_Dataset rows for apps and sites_
----------
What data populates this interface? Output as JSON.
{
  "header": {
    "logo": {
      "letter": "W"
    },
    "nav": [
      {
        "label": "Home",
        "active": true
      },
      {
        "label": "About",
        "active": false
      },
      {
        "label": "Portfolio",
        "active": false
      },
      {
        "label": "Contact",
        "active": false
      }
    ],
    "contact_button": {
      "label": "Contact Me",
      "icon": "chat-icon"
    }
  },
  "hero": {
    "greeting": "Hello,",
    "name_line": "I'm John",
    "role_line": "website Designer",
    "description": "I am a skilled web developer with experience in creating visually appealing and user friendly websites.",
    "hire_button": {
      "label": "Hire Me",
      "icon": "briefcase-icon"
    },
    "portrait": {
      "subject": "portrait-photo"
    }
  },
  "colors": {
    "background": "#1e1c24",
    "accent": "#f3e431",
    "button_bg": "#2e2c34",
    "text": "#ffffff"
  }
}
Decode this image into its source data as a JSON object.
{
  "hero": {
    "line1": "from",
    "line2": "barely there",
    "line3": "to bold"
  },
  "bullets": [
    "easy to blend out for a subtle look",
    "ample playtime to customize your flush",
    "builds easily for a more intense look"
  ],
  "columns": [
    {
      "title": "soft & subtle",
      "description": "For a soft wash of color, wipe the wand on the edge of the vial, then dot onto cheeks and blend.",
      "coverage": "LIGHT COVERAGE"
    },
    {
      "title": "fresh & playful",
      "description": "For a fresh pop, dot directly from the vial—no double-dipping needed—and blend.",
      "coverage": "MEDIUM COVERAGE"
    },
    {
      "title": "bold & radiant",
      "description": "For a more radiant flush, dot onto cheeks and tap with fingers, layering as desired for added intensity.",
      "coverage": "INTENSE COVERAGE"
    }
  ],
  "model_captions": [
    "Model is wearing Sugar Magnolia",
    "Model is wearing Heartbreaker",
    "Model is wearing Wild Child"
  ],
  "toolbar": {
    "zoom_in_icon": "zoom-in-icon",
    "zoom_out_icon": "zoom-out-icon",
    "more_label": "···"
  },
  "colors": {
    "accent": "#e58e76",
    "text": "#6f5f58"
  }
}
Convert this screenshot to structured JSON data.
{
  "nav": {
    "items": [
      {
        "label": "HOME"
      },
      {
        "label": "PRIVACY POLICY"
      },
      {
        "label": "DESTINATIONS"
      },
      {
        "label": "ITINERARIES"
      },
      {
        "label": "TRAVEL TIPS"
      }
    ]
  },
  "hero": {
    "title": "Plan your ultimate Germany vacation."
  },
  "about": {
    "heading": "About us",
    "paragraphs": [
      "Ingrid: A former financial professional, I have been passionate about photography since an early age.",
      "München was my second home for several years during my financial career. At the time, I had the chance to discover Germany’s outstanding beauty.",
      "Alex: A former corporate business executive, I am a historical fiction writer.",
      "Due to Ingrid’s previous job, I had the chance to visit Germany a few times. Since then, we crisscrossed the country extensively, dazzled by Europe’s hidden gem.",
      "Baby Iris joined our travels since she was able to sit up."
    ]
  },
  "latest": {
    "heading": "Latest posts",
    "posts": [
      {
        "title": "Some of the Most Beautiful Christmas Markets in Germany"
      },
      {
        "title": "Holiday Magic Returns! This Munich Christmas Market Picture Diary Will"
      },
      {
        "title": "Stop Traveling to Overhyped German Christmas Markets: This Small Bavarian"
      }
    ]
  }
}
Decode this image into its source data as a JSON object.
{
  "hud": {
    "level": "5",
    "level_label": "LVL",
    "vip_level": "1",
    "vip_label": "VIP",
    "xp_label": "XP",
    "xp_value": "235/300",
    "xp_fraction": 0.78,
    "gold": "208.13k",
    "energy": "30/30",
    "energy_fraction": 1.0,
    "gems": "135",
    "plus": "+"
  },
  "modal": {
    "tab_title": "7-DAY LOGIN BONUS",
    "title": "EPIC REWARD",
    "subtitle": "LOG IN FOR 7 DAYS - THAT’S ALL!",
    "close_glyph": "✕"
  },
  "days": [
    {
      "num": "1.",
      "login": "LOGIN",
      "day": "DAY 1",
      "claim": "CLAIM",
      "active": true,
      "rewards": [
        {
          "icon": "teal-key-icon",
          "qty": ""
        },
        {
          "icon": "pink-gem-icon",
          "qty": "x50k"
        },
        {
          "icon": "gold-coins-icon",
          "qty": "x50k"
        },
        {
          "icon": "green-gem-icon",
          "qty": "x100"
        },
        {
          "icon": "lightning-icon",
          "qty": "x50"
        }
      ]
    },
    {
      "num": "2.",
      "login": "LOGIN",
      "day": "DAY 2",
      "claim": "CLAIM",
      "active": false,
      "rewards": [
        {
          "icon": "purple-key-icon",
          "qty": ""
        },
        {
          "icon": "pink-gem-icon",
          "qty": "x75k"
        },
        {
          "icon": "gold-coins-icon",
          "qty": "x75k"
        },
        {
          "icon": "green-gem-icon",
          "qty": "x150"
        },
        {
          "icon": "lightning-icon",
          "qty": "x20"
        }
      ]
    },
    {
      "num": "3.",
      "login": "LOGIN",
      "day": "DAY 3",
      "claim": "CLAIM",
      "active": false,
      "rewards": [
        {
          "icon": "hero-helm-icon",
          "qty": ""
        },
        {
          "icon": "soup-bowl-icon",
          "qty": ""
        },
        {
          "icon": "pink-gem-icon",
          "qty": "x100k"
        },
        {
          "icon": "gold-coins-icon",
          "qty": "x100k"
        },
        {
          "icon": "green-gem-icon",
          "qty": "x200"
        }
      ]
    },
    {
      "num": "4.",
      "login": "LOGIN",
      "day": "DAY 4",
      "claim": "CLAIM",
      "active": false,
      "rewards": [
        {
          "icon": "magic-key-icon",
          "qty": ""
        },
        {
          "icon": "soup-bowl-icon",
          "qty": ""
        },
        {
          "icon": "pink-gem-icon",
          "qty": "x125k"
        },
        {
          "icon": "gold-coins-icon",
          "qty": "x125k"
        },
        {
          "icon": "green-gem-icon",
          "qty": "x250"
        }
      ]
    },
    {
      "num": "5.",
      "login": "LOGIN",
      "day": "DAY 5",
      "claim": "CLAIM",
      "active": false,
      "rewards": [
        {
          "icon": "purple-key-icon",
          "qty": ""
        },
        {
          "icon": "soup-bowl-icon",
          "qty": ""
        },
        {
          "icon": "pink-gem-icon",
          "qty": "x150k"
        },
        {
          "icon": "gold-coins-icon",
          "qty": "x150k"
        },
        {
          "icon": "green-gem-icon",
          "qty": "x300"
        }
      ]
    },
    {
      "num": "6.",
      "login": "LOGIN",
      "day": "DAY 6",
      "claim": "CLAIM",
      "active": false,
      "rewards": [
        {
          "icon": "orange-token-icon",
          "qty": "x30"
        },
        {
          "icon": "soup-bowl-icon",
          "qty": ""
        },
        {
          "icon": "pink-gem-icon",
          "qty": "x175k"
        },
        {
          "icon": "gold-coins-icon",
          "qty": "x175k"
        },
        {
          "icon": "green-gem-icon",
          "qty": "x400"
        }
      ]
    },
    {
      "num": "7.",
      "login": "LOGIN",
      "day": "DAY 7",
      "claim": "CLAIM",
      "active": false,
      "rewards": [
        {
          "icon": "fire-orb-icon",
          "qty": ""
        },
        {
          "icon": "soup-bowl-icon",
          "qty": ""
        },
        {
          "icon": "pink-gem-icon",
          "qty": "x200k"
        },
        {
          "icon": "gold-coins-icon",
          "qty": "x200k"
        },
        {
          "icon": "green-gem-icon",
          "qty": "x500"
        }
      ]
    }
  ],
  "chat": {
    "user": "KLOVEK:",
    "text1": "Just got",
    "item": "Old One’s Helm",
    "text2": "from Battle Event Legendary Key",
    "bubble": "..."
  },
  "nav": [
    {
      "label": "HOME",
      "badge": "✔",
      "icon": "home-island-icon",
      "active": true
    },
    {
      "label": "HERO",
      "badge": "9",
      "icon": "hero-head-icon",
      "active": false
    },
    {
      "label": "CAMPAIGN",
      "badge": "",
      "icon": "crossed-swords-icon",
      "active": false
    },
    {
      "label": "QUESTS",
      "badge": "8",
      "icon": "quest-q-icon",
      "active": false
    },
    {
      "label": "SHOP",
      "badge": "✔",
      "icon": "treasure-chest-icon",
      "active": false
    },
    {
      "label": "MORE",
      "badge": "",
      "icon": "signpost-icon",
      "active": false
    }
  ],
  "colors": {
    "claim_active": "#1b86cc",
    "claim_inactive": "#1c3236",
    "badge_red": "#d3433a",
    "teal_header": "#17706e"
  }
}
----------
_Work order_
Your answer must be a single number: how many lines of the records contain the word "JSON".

_Response box_
4